The JOBS Act seeks to provide greater capital-raising flexibility for startups by allowing them to delay becoming subject to SEC reporting obligations as their shareholder bases grow. The Securities Exchange Act of 1934 previously required a company with more than $10 million in assets to register its equity securities with the SEC when they are held of record by 500 or more persons. The JOBS Act raises this threshold to 2,000 record holders, so long as not more than 499 of the record holders are nonaccredited investors.
The JOBS Act also eliminates from the calculation of record holders employee-shareholders who received their shares in exempt transactions under employee compensation plans, in addition to investors who acquired their shares in qualified crowdfunding transactions.
Facebook, which has now filed its IPO with the SEC and may be the inspiration for these rules, was viewed as stretching the bounds of the 500 record holder threshold by issuing equity alternatives through a complex investment vehicle organized by Goldman Sachs. Facebook also has a large number of employee-shareholders, which created additional issues for the company in avoiding the 500 record holder threshold.
The added flexibility created by increasing the 500 record holder threshold to 2,000 will benefit startups whose shareholder bases have expanded rapidly through multiple capital-raising transactions and employee issuances. As startups innovate with crowdfunding and other transactions that grow their shareholder bases, they should be able to delay the administrative cost and burden associated with SEC reporting obligations until they are ready to pursue public capital.

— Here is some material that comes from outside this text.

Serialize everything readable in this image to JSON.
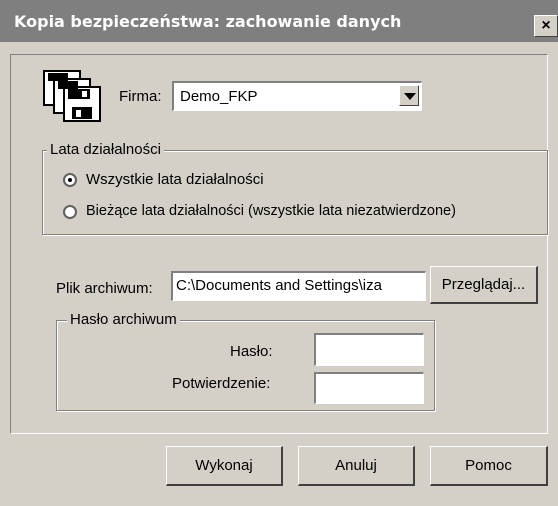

The JOBS Act offers a number of important changes that should lead to innovation in the way startups are funded. As the new rules are adopted and the markets begin to adapt, startups should continue to carefully evaluate how they raise capital in light of their own circumstances and capital-raising aspirations.